For the foreign tourist, some places will be overcrowded and expensive to reach; for Japanese, this is normal and can't be helped.   Wherever you go there will be lines and h…

Japanese Girls: A Sex(quisition)

While writing this, I was listening to "Going Through Changes" by Eminem

No, I haven't lost any love for momma, Japanese Jukujo that is, and yes, I do have a special place in my heart for young Japanese women, too. 

But then....then I glance over and there's a momma, a delectable Japanese Jukujo momma.  Fully rounded, and fully figured and fair healthy skinned.  Full fine silky muff fujii mounds. 

From this point I feel I need to qualify my remarks more thoroughly, though, especially when referencing women in general.   Firstly, it cannot be denied that there are beautiful women all over the world and from a variety of different backgrounds.  Women are people. However, in this essay I would like to take it a little further.

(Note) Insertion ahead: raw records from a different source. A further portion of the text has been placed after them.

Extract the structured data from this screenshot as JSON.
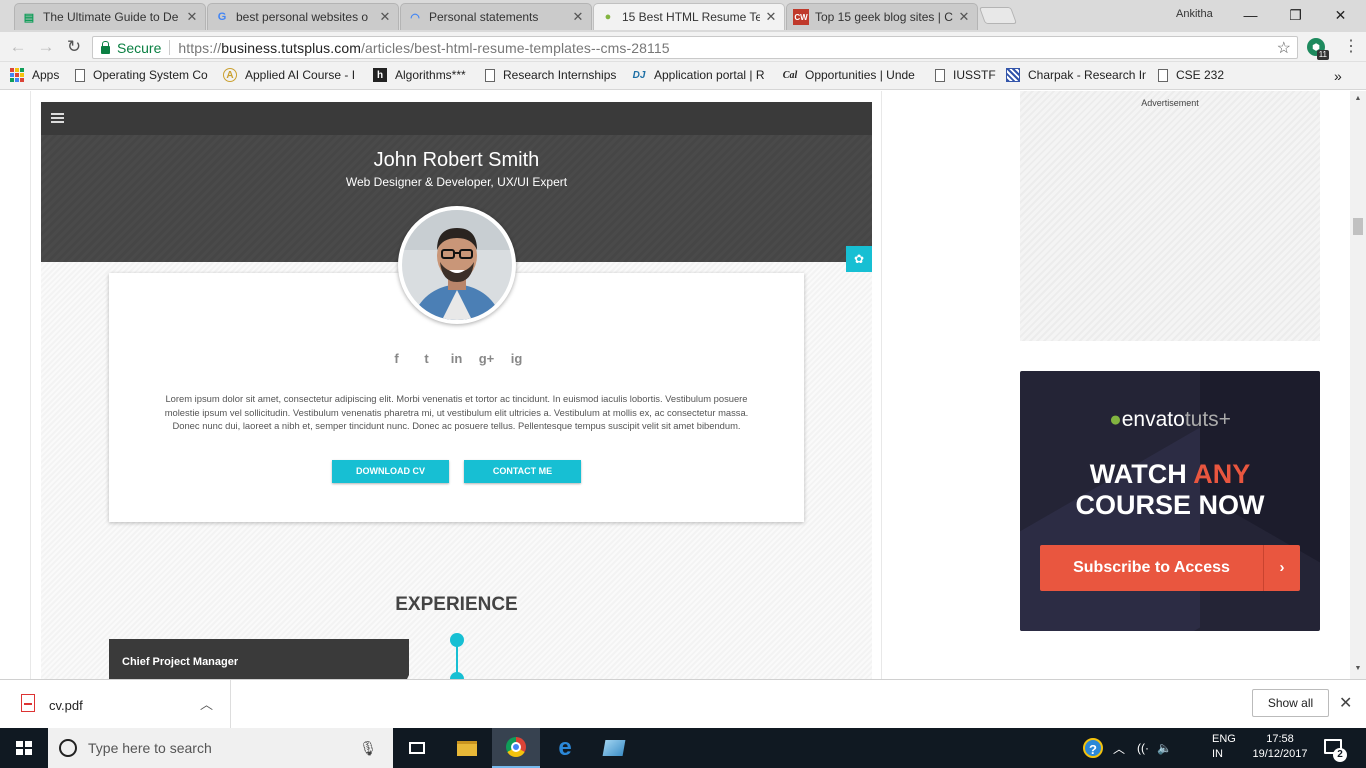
{
  "browser": {
    "tabs": [
      {
        "title": "The Ultimate Guide to De",
        "icon": "green-doc-icon",
        "active": false
      },
      {
        "title": "best personal websites o",
        "icon": "google-icon",
        "active": false
      },
      {
        "title": "Personal statements",
        "icon": "loading-spinner-icon",
        "active": false
      },
      {
        "title": "15 Best HTML Resume Te",
        "icon": "envato-leaf-icon",
        "active": true
      },
      {
        "title": "Top 15 geek blog sites | C",
        "icon": "cw-icon",
        "active": false
      }
    ],
    "user": "Ankitha",
    "security_label": "Secure",
    "url_scheme": "https://",
    "url_host": "business.tutsplus.com",
    "url_path": "/articles/best-html-resume-templates--cms-28115",
    "extension_badge": "11",
    "bookmarks": [
      {
        "label": "Apps",
        "icon": "apps-grid-icon"
      },
      {
        "label": "Operating System Co",
        "icon": "page-icon"
      },
      {
        "label": "Applied AI Course - I",
        "icon": "aai-icon"
      },
      {
        "label": "Algorithms***",
        "icon": "h-icon"
      },
      {
        "label": "Research Internships",
        "icon": "page-icon"
      },
      {
        "label": "Application portal | R",
        "icon": "dj-icon"
      },
      {
        "label": "Opportunities | Unde",
        "icon": "cal-icon"
      },
      {
        "label": "IUSSTF",
        "icon": "page-icon"
      },
      {
        "label": "Charpak - Research In",
        "icon": "charpak-icon"
      },
      {
        "label": "CSE 232",
        "icon": "page-icon"
      }
    ],
    "bookmarks_overflow": "»"
  },
  "resume": {
    "name": "John Robert Smith",
    "role": "Web Designer & Developer, UX/UI Expert",
    "social": [
      "f",
      "t",
      "in",
      "g+",
      "ig"
    ],
    "bio": "Lorem ipsum dolor sit amet, consectetur adipiscing elit. Morbi venenatis et tortor ac tincidunt. In euismod iaculis lobortis. Vestibulum posuere molestie ipsum vel sollicitudin. Vestibulum venenatis pharetra mi, ut vestibulum elit ultricies a. Vestibulum at mollis ex, ac consectetur massa. Donec nunc dui, laoreet a nibh et, semper tincidunt nunc. Donec ac posuere tellus. Pellentesque tempus suscipit velit sit amet bibendum.",
    "download_label": "DOWNLOAD CV",
    "contact_label": "CONTACT ME",
    "experience_title": "EXPERIENCE",
    "job_title": "Chief Project Manager"
  },
  "ads": {
    "advertisement_label": "Advertisement",
    "envato_brand": "envato",
    "envato_suffix": "tuts+",
    "headline_1": "WATCH",
    "headline_any": "ANY",
    "headline_2": "COURSE NOW",
    "cta": "Subscribe to Access",
    "cta_arrow": "›"
  },
  "downloads": {
    "file": "cv.pdf",
    "show_all": "Show all"
  },
  "taskbar": {
    "search_placeholder": "Type here to search",
    "lang_1": "ENG",
    "lang_2": "IN",
    "time": "17:58",
    "date": "19/12/2017",
    "notifications": "2"
  },
  "colors": {
    "accent": "#17bfd3",
    "envato_orange": "#e9563f",
    "secure_green": "#0b8043"
  }
}
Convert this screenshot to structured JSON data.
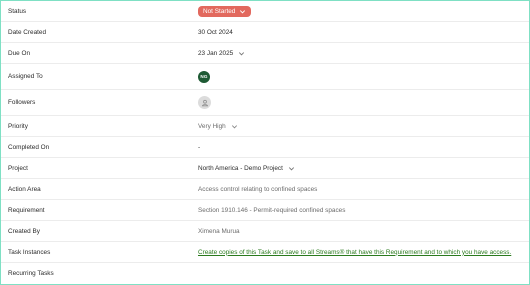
{
  "fields": {
    "status": {
      "label": "Status",
      "value": "Not Started",
      "badge_color": "#e2695e"
    },
    "date_created": {
      "label": "Date Created",
      "value": "30 Oct 2024"
    },
    "due_on": {
      "label": "Due On",
      "value": "23 Jan 2025"
    },
    "assigned_to": {
      "label": "Assigned To",
      "initials": "NG",
      "avatar_color": "#1e5a34"
    },
    "followers": {
      "label": "Followers",
      "icon": "user-placeholder-icon"
    },
    "priority": {
      "label": "Priority",
      "value": "Very High"
    },
    "completed_on": {
      "label": "Completed On",
      "value": "-"
    },
    "project": {
      "label": "Project",
      "value": "North America - Demo Project"
    },
    "action_area": {
      "label": "Action Area",
      "value": "Access control relating to confined spaces"
    },
    "requirement": {
      "label": "Requirement",
      "value": "Section 1910.146 - Permit-required confined spaces"
    },
    "created_by": {
      "label": "Created By",
      "value": "Ximena Murua"
    },
    "task_instances": {
      "label": "Task Instances",
      "link_text": "Create copies of this Task and save to all Streams® that have this Requirement and to which you have access.",
      "link_color": "#2a7a1d"
    },
    "recurring_tasks": {
      "label": "Recurring Tasks"
    }
  },
  "frame_border_color": "#7fe0c4"
}
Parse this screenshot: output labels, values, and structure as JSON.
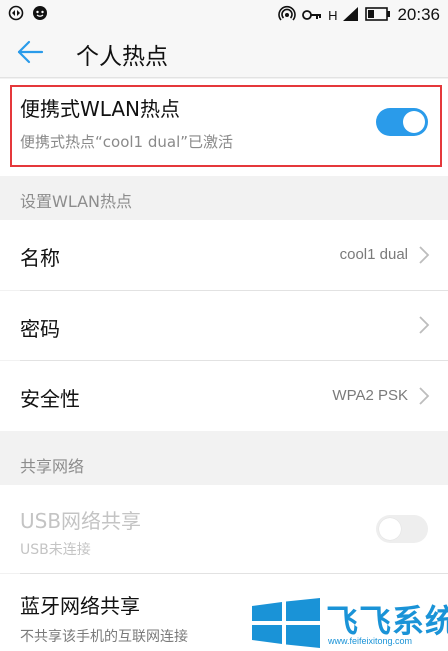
{
  "status_bar": {
    "network_label": "H",
    "time": "20:36",
    "icons": [
      "sync-icon",
      "face-icon",
      "hotspot-icon",
      "key-icon",
      "signal-icon",
      "battery-icon"
    ]
  },
  "app_bar": {
    "title": "个人热点",
    "back_icon": "arrow-left-icon"
  },
  "hotspot": {
    "title": "便携式WLAN热点",
    "subtitle": "便携式热点“cool1 dual”已激活",
    "enabled": true
  },
  "section_setup": {
    "label": "设置WLAN热点",
    "items": [
      {
        "label": "名称",
        "value": "cool1 dual"
      },
      {
        "label": "密码",
        "value": ""
      },
      {
        "label": "安全性",
        "value": "WPA2 PSK"
      }
    ]
  },
  "section_share": {
    "label": "共享网络",
    "usb": {
      "title": "USB网络共享",
      "subtitle": "USB未连接",
      "enabled": false
    },
    "bluetooth": {
      "title": "蓝牙网络共享",
      "subtitle": "不共享该手机的互联网连接"
    }
  },
  "watermark": {
    "text": "飞飞系统",
    "url": "www.feifeixitong.com"
  },
  "colors": {
    "accent": "#2a9bea",
    "highlight_border": "#e5383b",
    "background": "#f2f2f2"
  }
}
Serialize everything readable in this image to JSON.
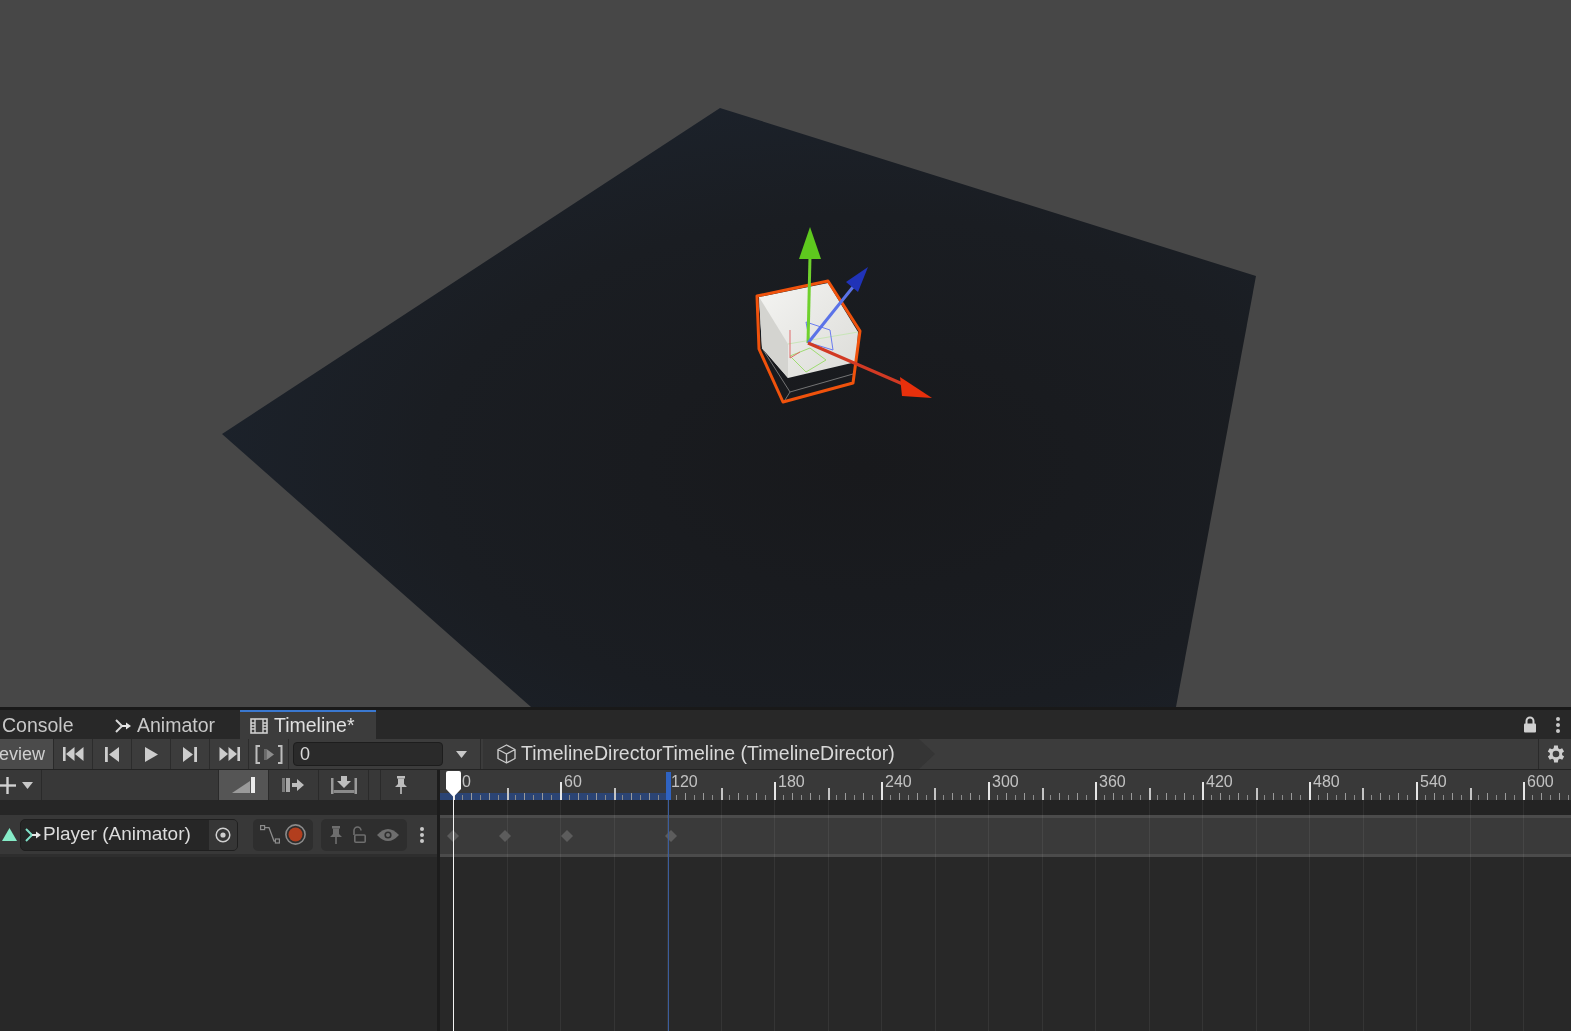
{
  "tabs": [
    {
      "label": "Console",
      "kind": "plain",
      "selected": false
    },
    {
      "label": "Animator",
      "kind": "animator",
      "selected": false
    },
    {
      "label": "Timeline*",
      "kind": "timeline",
      "selected": true
    }
  ],
  "toolbar": {
    "preview": {
      "label": "eview",
      "on": true
    },
    "frame_field": {
      "value": "0"
    },
    "breadcrumb": "TimelineDirectorTimeline (TimelineDirector)"
  },
  "edit_modes": [
    {
      "kind": "mix",
      "selected": true
    },
    {
      "kind": "ripple",
      "selected": false
    },
    {
      "kind": "replace",
      "selected": false
    }
  ],
  "ruler": {
    "labels": [
      "0",
      "60",
      "120",
      "180",
      "240",
      "300",
      "360",
      "420",
      "480",
      "540",
      "600"
    ],
    "playhead": {
      "level": 0.0115
    },
    "duration_end": {
      "level": 0.2016
    }
  },
  "tracks": [
    {
      "name": "Player (Animator)",
      "locked": false,
      "keyframes": [
        {
          "level": 0.0115
        },
        {
          "level": 0.0575
        },
        {
          "level": 0.1123
        },
        {
          "level": 0.2042
        }
      ]
    }
  ]
}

For me, living in Japan I have created a world unto myself so to speak.  I believe that some people create reasons for doing things, more so than there actually being a real need for doing said things, while others drift along accepting any an…